#### Records shown:
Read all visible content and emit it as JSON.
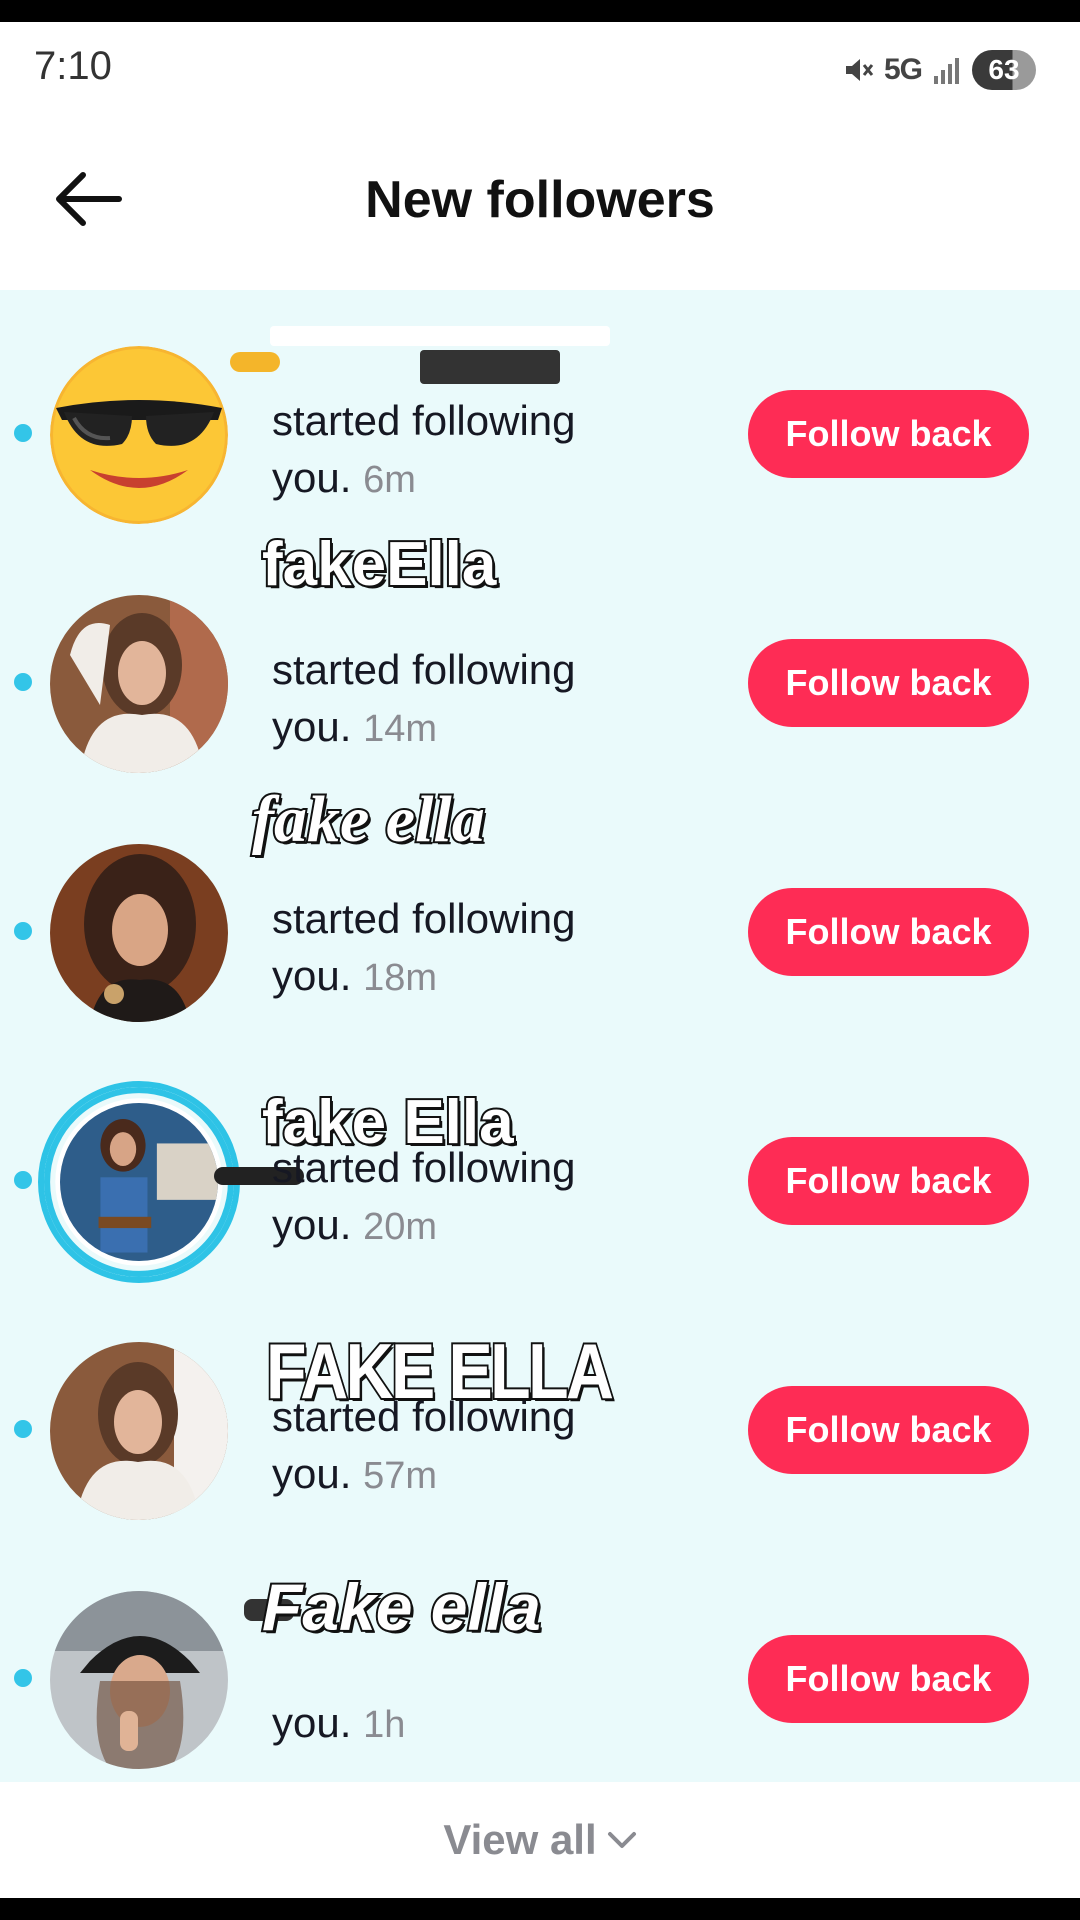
{
  "status_bar": {
    "time": "7:10",
    "network": "5G",
    "battery": "63"
  },
  "header": {
    "title": "New followers"
  },
  "followers": [
    {
      "name_overlay": "",
      "action": "started following",
      "you": "you.",
      "time": "6m",
      "button": "Follow back"
    },
    {
      "name_overlay": "fakeElla",
      "action": "started following",
      "you": "you.",
      "time": "14m",
      "button": "Follow back"
    },
    {
      "name_overlay": "fake ella",
      "action": "started following",
      "you": "you.",
      "time": "18m",
      "button": "Follow back"
    },
    {
      "name_overlay": "fake Ella",
      "action": "started following",
      "you": "you.",
      "time": "20m",
      "button": "Follow back"
    },
    {
      "name_overlay": "FAKE ELLA",
      "action": "started following",
      "you": "you.",
      "time": "57m",
      "button": "Follow back"
    },
    {
      "name_overlay": "Fake ella",
      "action": "",
      "you": "you.",
      "time": "1h",
      "button": "Follow back"
    }
  ],
  "footer": {
    "view_all": "View all"
  },
  "colors": {
    "follow_button": "#fe2c55",
    "list_background": "#eafafb",
    "unread_dot": "#33c5e8"
  }
}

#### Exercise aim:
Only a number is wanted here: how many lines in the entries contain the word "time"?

#### Solution for this problem:
7